He insisted on a test-drive around the lot and assured me I would do fine. I told him about my military motorist training and he answered: “I’m not worried. Germans understand cars. The worst drivers are the Irish, actually.” After the introduction lap I felt quite confident, but as we rolled off the parking lot I realized how wrong I’ve been. Horribly wrong!
A rocky road ahead
After a few minutes on the road it was absolutely clear that this won’t be fun at all. First I came to terms that speed limits in Ireland are displayed in kph. Well, that’s not an issue at all, but the ill-fitting aftermarket instrument cluster showed speed in mph tough!
Next I learned about the brakes. I approached a roundabout and I can’t tell if the van slowed down because I pushed the brake pedal or just because I lifted my foot from the gas. I just had to go with the flow and to hope for the best.
As I tried to swing into the roundabout, I noticed that one has to be patient until the steering keeps up with the rotation of the wheel. Literally I could drive the van like kids play ‘driving car’ – turning the steering wheel from one side to the other without changing the direction at all.
However, the worst thing was the gear box. It was more a gear lottery than shifting. Later, I even accidentally put the car in reverse instead of the first gear when I shifted down from the second – something that happened three times!!! Frankly, the engine never died.
Our destination for the night was North Beach Caravan Park in a small town called Rush, just 30 minutes north of Dublin. For me it felt like an eternity.

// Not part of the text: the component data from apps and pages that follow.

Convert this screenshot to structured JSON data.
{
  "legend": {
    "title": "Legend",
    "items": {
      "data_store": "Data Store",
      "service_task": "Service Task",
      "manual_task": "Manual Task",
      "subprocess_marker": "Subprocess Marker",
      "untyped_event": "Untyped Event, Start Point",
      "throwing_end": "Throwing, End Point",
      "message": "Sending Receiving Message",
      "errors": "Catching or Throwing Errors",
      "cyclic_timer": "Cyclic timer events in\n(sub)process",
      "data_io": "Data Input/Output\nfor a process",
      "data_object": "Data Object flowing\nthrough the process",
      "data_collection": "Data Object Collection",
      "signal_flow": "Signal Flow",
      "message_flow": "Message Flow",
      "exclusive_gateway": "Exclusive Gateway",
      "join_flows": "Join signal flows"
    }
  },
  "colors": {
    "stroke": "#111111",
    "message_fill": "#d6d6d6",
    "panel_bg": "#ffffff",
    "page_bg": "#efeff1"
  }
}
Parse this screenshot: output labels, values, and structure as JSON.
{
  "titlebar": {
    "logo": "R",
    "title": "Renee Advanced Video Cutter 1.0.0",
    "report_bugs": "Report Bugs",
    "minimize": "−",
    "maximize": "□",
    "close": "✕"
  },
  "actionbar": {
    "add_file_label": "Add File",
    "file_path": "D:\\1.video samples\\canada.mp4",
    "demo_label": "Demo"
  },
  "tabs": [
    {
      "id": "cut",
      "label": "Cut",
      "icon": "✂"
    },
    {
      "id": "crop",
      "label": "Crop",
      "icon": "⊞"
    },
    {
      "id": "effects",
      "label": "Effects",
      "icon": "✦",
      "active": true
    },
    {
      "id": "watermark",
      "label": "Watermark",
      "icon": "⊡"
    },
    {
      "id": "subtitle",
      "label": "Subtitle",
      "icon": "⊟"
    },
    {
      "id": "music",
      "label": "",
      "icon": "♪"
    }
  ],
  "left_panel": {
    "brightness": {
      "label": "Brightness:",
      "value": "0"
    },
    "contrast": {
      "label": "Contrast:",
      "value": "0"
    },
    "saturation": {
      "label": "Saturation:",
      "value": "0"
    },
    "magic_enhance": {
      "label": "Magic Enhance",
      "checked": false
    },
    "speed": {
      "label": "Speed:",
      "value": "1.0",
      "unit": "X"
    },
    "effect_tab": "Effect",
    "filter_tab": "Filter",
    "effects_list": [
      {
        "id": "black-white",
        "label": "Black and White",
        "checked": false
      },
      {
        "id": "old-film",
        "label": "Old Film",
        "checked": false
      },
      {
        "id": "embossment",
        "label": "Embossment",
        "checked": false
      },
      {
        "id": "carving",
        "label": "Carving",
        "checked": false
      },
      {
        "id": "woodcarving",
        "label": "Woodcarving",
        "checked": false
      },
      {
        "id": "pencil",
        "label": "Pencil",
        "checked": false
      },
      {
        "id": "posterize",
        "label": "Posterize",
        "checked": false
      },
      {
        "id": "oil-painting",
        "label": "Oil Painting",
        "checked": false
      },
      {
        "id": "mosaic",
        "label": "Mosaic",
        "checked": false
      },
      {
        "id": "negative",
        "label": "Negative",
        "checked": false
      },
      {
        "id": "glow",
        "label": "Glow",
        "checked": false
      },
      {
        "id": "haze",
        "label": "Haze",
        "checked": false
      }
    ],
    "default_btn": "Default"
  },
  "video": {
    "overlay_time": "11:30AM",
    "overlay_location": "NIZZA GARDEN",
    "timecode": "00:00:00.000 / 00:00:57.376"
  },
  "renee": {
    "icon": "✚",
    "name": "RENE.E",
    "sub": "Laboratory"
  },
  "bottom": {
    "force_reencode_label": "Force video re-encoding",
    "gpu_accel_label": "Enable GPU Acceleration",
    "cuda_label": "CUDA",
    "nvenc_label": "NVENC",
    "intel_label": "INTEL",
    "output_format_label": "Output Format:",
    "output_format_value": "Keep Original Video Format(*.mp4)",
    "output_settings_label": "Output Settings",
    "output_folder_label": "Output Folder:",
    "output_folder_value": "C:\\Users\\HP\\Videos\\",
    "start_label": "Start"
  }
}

I was breathing only once a minute while my pulse was running at nothing less than 180 bpm.
When I climbed off the driver’s seat, I noticed how much I had cramped all the time – not mention the sweat stains on my shirt.
Stay tuned for next issue if I want to find out, if we finally swerved of the road or not.